- Tribal Boutique.
- Ilan Cafe, Gab Titui Cultural Centre, Gab Titui Cultural Centre, Thursday Island/Waibene. Open for lunch, depending on demand, and for dinner Friday/Saturday nights.. It has a range of hot food such as burgers, kebabs and pastas, including vegetarian options. It also makes a variety of delicious drinks.
- The Grand Hotel, Thursday Island/Waibene. Serves the pub staples, and a wide choice of decent pizza, and a few asian dishes, and local seafood. $15-$25 ($3 surcharge for take-away).
- Jardine Motel, Thursday Island/Waibene. Open for breakfast, lunch and dinner. The dinner menu changes daily and they are happy to modify dishes to suit dietary needs. Many locals come here on Saturday night for dinner. Most expensive option on the island.
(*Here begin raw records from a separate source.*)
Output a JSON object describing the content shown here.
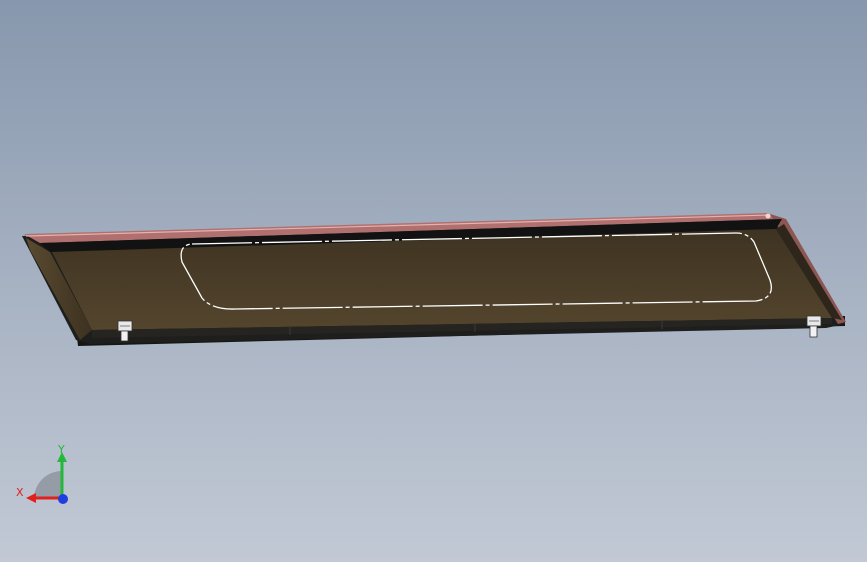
{
  "viewport": {
    "background_top": "#8797ad",
    "background_bottom": "#c2c9d5"
  },
  "model": {
    "panel_color": "#4a3d28",
    "rim_color": "#1e1e1c",
    "gasket_color": "#b07070",
    "outline_color": "#ffffff"
  },
  "triad": {
    "x_label": "X",
    "y_label": "Y",
    "x_color": "#e0201c",
    "y_color": "#22b83a",
    "z_color": "#1f3ee0"
  }
}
- Federal Hotel, Thursday Island/Waibene. Offers breakfast, lunch and dinner.
- ibis cafe, Thursday Island/Waibene. The cafe attached to the Ibis Supermarket on Douglas Street, Thursday Island has a good selection of wraps, salads, sandwiches, burgers and fresh drinks.
- Uncle Frankies Cafe. Quality espresso, burgers, wraps and salad. Served in laid-back TI style.
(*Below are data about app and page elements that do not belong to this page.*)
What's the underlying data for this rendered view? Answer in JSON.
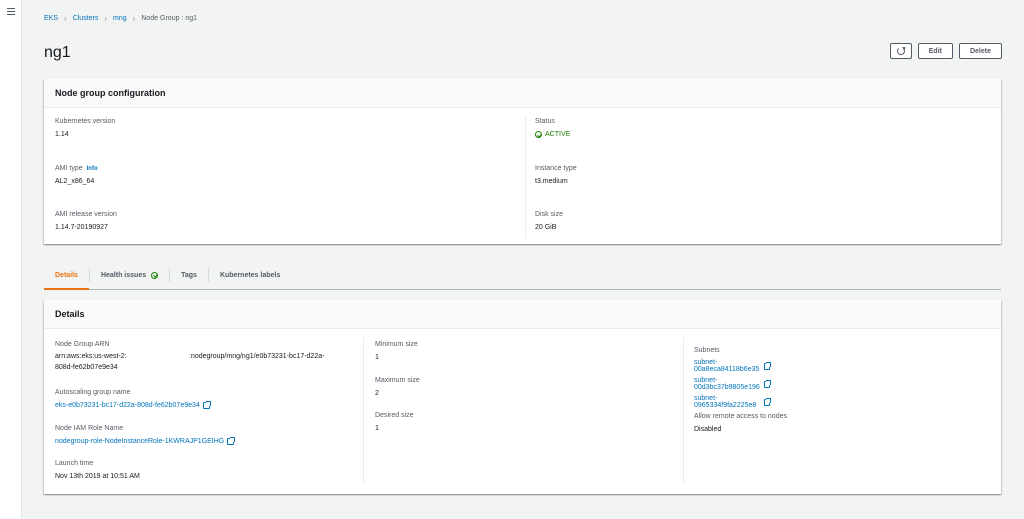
{
  "breadcrumb": {
    "items": [
      "EKS",
      "Clusters",
      "mng",
      "Node Group : ng1"
    ]
  },
  "page": {
    "title": "ng1"
  },
  "actions": {
    "edit_label": "Edit",
    "delete_label": "Delete"
  },
  "config": {
    "title": "Node group configuration",
    "kubernetes_version_label": "Kubernetes version",
    "kubernetes_version": "1.14",
    "ami_type_label": "AMI type",
    "ami_type_info": "Info",
    "ami_type": "AL2_x86_64",
    "ami_release_label": "AMI release version",
    "ami_release": "1.14.7-20190927",
    "status_label": "Status",
    "status": "ACTIVE",
    "instance_type_label": "Instance type",
    "instance_type": "t3.medium",
    "disk_size_label": "Disk size",
    "disk_size": "20 GiB"
  },
  "tabs": [
    "Details",
    "Health issues",
    "Tags",
    "Kubernetes labels"
  ],
  "details": {
    "title": "Details",
    "arn_label": "Node Group ARN",
    "arn_part1": "arn:aws:eks:us-west-2:",
    "arn_part2": ":nodegroup/mng/ng1/e0b73231-bc17-d22a-",
    "arn_part3": "808d-fe62b07e9e34",
    "asg_label": "Autoscaling group name",
    "asg_value": "eks-e0b73231-bc17-d22a-808d-fe62b07e9e34",
    "iam_label": "Node IAM Role Name",
    "iam_value": "nodegroup-role-NodeInstanceRole-1KWRAJP1GEIHG",
    "launch_label": "Launch time",
    "launch_value": "Nov 13th 2019 at 10:51 AM",
    "min_label": "Minimum size",
    "min_value": "1",
    "max_label": "Maximum size",
    "max_value": "2",
    "desired_label": "Desired size",
    "desired_value": "1",
    "subnets_label": "Subnets",
    "subnets": [
      "subnet-00a8eca84118b6e35",
      "subnet-00d3bc37b9805e196",
      "subnet-0965334f9fa2225e8"
    ],
    "remote_label": "Allow remote access to nodes",
    "remote_value": "Disabled"
  },
  "colors": {
    "link": "#0073bb",
    "active_tab": "#ec7211",
    "success": "#1d8102"
  }
}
There is a bit of a drinking culture on TI, and you'll have no problem getting a beer or a wine from lunchtime until midnight. Friday night is party night on the island, when you'll see many of the locals at one of the pubs as well as some people in from the other islands.
There is not much beer on tap (draught), but you'll be sure to find a stubby in the fridge with your favourite drop. Just grab a stubby holder from behind the bar.
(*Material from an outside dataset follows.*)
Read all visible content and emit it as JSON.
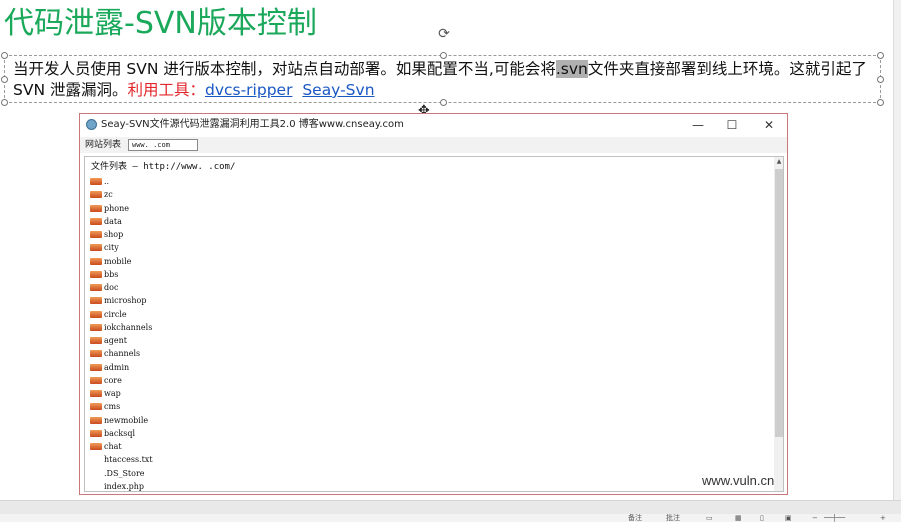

The Grand Hotel is probably the nicest place for a visitor, with the large deck overlooking the port and the water. The Torres Hotel probably the busiest with the locals.
The bowling club is actually primarily concerned with bowling, but will serve you a drink if you head over that way.
- Jardine Motel, Thursday Island/Waibene. Has an extensive cocktail list as well as a good variety of beer, wine and spirits. Indoor air conditioned area and outdoor area with couches by a pool.
- Torres Hotel, Thursday Island/Waibene. The Top Pub. Popular with locals, open later than other drinking establishments, often has karaoke on the weekends.
- The Grand Hotel, Thursday Island/Waibene. Rebuilt on the site of a former hotel of the same name, overlooking Engineers Wharf. Has outdoor area and indoor area with a pool table. Also serves decent pizza, and takeaway asian meals.
- The Federal Hotel, Thursday Island/Waibene. Just around the corner from the Jardine and Torres Hotels, this is a little quieter than the Torres Hotel.
- The Royal Hotel, Thursday Island/Waibene. On Douglas Street amongst the shops, this is open on weekends and has a variety of entertainment/machines.
It is easy to enumerate the five accommodation options on TI. It can be hard to choose, with limited reviews and little information on the accommodation web pages to distinguish them.
Accommodation, much like everything else on TI, is expensive. Expect to pay over $200 per night for a hotel room that you would expect to pay $100 for in a country town of a similar size.
The pubs will be noisy on Friday nights until midnight. It's difficult to get away from that fact, and you may just need to be prepared to go with the flow.
- The Federal Hotel
- Rainbow Motel
- Island Villas have two family villas a short distance from town.
The Grand and Jardines are the two nicest places to stay on the island. The Grand has been recently renovated, and the Jardine long been the choice of the accommodation available. Everything else is a step down. However, even in these two establishments the accommodation is motel style.
The Jumula Dubbins Hostel for Aboriginal and Torres Strait Islanders, with the intent of providing accommodation for islanders visiting Thursday for education or other purposes.
There is excellent mobile data service across the entire island, due to the masts on the two hills, and the small size and geography of the island. The coverage stretches a fair way out on the water as well. Free Wi-Fi in the Grand Hotel for patrons.